Library Newsletter/Special Edition, July 2012
Current Library & Archives Exhibitions
The exhibition, “Plant Molecular Genetics at Cold Spring Harbor 1892-2012: Planting the Seeds of Knowledge in Education, Research and Discovery“, on view at Blackford details the history of plant biology at Cold Spring Harbor from the late 1800s through the present day. Plant genetics originated in CSHL with the inception in 1892 of a botany course of the Brooklyn Institute of Arts and Sciences Biological Laboratory. Shortly thereafter, the early scientific breakthroughs of C.I.W. Station for Experimental Evolution scientists such as George Shully, (hybridization of corn), brought plant science into real world applications.
C.I.W. Department of Genetics Scientist Barbara McClintock received the Nobel Prize in Physiology or Medicine in 1983 for her earlier discovery of “jumping genes”. The work currently being done by current CSHL plant geneticists builds upon McClintock’s research in the 1940s and 1950s.
In the 1980s, the laboratory acquired the Uplands Farm where the staff raises maize, tomato and Arabidopsis plants for study. In 1981, Delbrück-Page Laboratories were built as a home for the plant genetics program at CSHL.

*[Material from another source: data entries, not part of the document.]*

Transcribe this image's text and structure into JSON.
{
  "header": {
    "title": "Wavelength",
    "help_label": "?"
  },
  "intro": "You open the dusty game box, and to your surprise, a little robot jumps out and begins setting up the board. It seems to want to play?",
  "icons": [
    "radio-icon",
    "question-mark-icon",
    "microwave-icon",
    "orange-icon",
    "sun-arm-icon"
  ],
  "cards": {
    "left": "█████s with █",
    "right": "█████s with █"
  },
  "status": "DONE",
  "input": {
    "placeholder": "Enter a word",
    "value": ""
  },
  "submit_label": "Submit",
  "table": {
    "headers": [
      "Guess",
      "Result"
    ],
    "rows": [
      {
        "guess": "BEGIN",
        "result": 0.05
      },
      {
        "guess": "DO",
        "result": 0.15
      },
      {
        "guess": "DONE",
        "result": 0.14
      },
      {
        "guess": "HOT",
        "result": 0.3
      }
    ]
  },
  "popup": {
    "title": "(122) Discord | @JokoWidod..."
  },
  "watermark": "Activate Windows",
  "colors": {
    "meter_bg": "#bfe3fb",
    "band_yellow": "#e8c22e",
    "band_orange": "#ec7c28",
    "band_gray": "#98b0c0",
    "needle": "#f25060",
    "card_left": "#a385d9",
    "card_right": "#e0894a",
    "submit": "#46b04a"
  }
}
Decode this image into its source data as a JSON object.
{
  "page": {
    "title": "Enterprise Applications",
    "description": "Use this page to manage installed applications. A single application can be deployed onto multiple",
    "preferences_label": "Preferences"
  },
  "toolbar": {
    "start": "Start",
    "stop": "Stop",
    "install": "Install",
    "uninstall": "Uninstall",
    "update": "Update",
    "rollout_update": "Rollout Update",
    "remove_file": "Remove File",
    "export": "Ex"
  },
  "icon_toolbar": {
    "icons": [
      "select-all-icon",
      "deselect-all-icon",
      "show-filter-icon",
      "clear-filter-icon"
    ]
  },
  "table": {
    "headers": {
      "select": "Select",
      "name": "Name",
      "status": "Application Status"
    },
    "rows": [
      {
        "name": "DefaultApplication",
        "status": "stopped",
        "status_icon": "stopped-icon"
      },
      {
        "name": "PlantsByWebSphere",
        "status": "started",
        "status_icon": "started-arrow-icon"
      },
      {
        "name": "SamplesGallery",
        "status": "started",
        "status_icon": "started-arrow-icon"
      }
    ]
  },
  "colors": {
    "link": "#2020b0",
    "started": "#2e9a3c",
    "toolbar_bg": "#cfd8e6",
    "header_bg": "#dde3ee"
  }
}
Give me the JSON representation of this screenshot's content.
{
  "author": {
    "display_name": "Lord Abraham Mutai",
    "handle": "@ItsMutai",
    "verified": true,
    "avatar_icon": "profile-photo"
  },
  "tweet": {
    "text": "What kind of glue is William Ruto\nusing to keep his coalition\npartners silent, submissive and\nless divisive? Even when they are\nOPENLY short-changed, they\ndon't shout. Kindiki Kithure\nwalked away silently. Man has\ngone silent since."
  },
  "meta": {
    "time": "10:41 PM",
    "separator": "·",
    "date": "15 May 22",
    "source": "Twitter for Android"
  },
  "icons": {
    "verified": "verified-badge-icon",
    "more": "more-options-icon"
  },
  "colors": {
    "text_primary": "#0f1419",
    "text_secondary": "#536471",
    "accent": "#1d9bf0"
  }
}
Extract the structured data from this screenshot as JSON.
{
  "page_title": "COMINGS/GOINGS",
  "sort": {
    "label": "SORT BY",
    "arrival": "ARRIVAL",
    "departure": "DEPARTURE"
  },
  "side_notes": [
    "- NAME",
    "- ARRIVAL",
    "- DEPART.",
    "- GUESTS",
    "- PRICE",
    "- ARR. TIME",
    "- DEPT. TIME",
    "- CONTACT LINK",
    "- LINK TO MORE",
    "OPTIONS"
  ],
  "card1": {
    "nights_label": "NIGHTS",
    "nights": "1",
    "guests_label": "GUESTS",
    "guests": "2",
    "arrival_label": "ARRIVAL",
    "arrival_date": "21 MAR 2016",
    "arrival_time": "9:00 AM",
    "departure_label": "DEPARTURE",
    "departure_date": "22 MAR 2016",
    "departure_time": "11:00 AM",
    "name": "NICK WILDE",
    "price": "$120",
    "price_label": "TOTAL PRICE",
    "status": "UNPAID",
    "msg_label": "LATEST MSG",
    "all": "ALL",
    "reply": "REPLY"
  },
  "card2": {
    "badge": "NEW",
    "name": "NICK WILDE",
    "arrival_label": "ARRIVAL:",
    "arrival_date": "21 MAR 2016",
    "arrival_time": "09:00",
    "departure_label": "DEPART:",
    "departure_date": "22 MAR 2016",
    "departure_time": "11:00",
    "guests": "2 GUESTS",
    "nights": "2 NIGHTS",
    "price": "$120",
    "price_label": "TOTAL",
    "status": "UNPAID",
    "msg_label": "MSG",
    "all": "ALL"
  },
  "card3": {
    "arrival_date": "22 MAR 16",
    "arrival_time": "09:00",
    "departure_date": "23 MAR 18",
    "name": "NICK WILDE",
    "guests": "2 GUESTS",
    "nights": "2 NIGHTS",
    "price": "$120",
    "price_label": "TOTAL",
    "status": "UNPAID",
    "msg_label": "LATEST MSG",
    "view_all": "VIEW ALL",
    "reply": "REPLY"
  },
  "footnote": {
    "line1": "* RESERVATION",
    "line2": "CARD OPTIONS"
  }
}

Plant geneticists, including David Jackson, Rob Martienssen, Marja Timmermans, Zachary Lippman and Doreen Ware, work on the cutting edge of plant genetics, through its involvement in plant genome sequencing, the iPlant consortium and the Long Island Biofuels Alliance. This exhibit is on view until September 2012
Get to know Alfred D. Hershey, in the two new exhibitions about his life and science currently on view in the lobby of the new Hershey Building. Presented by the CSHL Library & Archives, the exhibition, Alfred Day Hershey, Nobel Prize Winner, 1908-1997, consists of two parts: his personal life and scientific career. Hershey’s personal life is illuminated through correspondence and photos (drawn from the CSHL Alfred Hershey Collection) of his family and close friends, and information about his many hobbies. Included are letters between Hershey and his wife, Jill Davidson, whom he met while visiting CSHL in 1945. The exhibition is also a celebration of Hershey’s scientific career featuring documents pertaining to his research on bacteriophage for which he shared the Nobel Prize in 1969 with Max Delbrück and Salvador Luria. Other documents and correspondence are included, as well.
A photographic history of the Hershey Building, 1906-2012, is also on display in the Hershey Building. The exhibit traces the transformation of the building from its earliest days as a greenhouse for plant geneticists, through its renovation as a research laboratory in the late 1970s, to its current rebuilding as a teaching laboratory for course attendees.
The Opening of an exhibition about the writing of The Double Helix was held in the CSHL Library on Wednesday, June 27th. The book, written by James D. Watson and published in 1968, was recently chosen by the Library of Congress as one of the Books That Shaped America, and is currently featured in an exhibition there.
The Double Helix is Dr. Watson’s first-hand account of the events leading up to the discovery of the structure of DNA. The personal account documents not just the science but also the personalities of the major players in the story of one of science’s most important discoveries.
Our exhibit will be displayed until August 31, 2012, in the Zinder Reading Room at the Library. The exhibit features original documents that trace the story of the publication of The Double Helix, from its rejection by the Harvard University Press to its placement on the New York Times Best Seller List. All materials in the exhibit are courtesy of the James D. Watson Collection at the CSHL Archives.
Neidle, S. (2012). Therapeutic applications of quadruplex nucleic acids. Academic Press, CA.
The author provides information on the three-dimensional structure of quadruplex nucleic acids and their importance as therapeutic targets. Topics include the structure of human telomeric DNA quadruplexes, RNA quadruplexes, and design principles for quadruplex-binding small molecules. Google Book Preview. CSHL Catalog.
Giordano, A. Ed. (2011). Cancer epigenetics: biomolecular therapeutics for human cancer. John Wiley & Sons, NJ.
This title features contributions from various researchers in the development of new therapeutic approaches to cancer therapy. Topics include epigenetic modulation of the cell cycle, control in cellular senescence, mechanisms in cancer formation and progression, and epigenetic targets in cancer therapy. Google Books Preview. Check the Library Catalog for availability.
Brown, A.S. Ed. (2012). The origins of schizophrenia. Columbia University Press, NY.
Various investigators provide their insights into the neurobiological nature of this psychotic illness. Topics include presumptive susceptibility genes, animal models of environmental factors and clinical research on the maternal aspects that impact the lifetime trajectory of this disease. Google Book Preview. CSHL Catalog.